Show each line from the records below in which the word "name" occurs.
-------- Entries shown
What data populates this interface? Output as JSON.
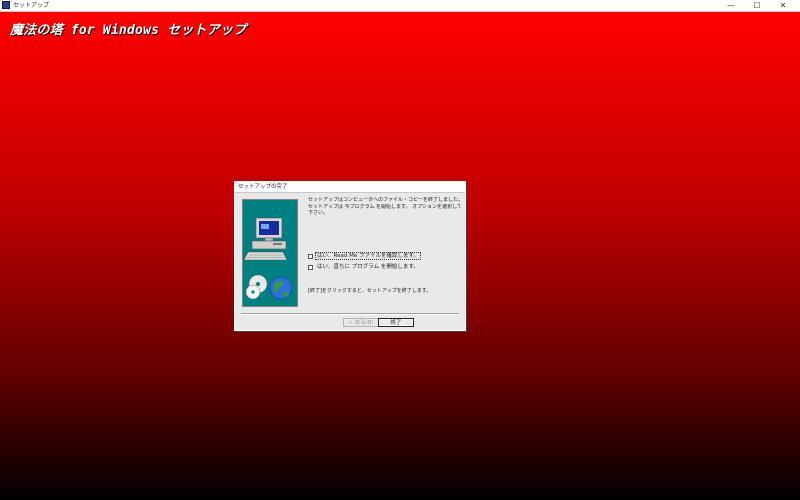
{
  "window": {
    "title": "セットアップ",
    "controls": {
      "minimize": "—",
      "maximize": "☐",
      "close": "✕"
    }
  },
  "banner": {
    "text": "魔法の塔 for Windows セットアップ"
  },
  "dialog": {
    "title": "セットアップの完了",
    "message_lines": [
      "セットアップはコンピュータへのファイル・コピーを終了しました。",
      "セットアップは 今プログラム を開始します。 オプションを選択して",
      "下さい。"
    ],
    "options": [
      {
        "label": "はい、Read Me ファイルを確認します。",
        "checked": false
      },
      {
        "label": "はい、直ちに プログラム を開始します。",
        "checked": false
      }
    ],
    "finish_message": "[終了]をクリックすると、セットアップを終了します。",
    "buttons": {
      "back": "< 戻る(B)",
      "finish": "終了"
    }
  },
  "colors": {
    "desktop_top": "#ff0000",
    "desktop_bottom": "#000000",
    "dialog_bg": "#e9e9e9",
    "illustration_bg": "#008080"
  },
  "icons": {
    "app": "setup-app-icon",
    "illustration": "computer-cd-globe-illustration"
  }
}
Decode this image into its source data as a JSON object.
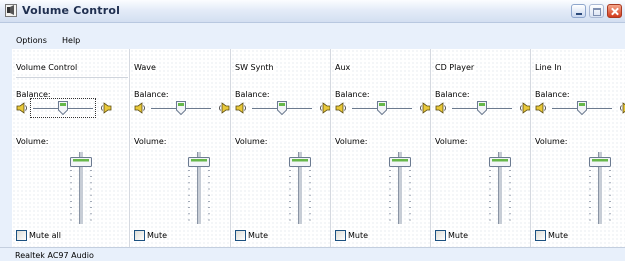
{
  "window": {
    "title": "Volume Control"
  },
  "menu": {
    "items": [
      "Options",
      "Help"
    ]
  },
  "labels": {
    "balance": "Balance:",
    "volume": "Volume:"
  },
  "channels": [
    {
      "name": "Volume Control",
      "mute_label": "Mute all",
      "muted": false,
      "balance": 0.5,
      "volume": 0.95
    },
    {
      "name": "Wave",
      "mute_label": "Mute",
      "muted": false,
      "balance": 0.5,
      "volume": 0.95
    },
    {
      "name": "SW Synth",
      "mute_label": "Mute",
      "muted": false,
      "balance": 0.5,
      "volume": 0.95
    },
    {
      "name": "Aux",
      "mute_label": "Mute",
      "muted": false,
      "balance": 0.5,
      "volume": 0.95
    },
    {
      "name": "CD Player",
      "mute_label": "Mute",
      "muted": false,
      "balance": 0.5,
      "volume": 0.95
    },
    {
      "name": "Line In",
      "mute_label": "Mute",
      "muted": false,
      "balance": 0.5,
      "volume": 0.95
    }
  ],
  "status": {
    "device": "Realtek AC97 Audio"
  },
  "icons": {
    "app": "speaker-app-icon",
    "balance_left": "speaker-left-icon",
    "balance_right": "speaker-right-icon",
    "min": "minimize-icon",
    "max": "maximize-icon",
    "close": "close-icon"
  },
  "colors": {
    "titlebar": "#dfe8f6",
    "close_button": "#d9442a",
    "thumb_accent": "#66b84a",
    "panel_background": "#ffffff"
  }
}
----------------
» **Answer below**:
      "name": "Volume Control",
      "name": "Wave",
      "name": "SW Synth",
      "name": "Aux",
      "name": "CD Player",
      "name": "Line In",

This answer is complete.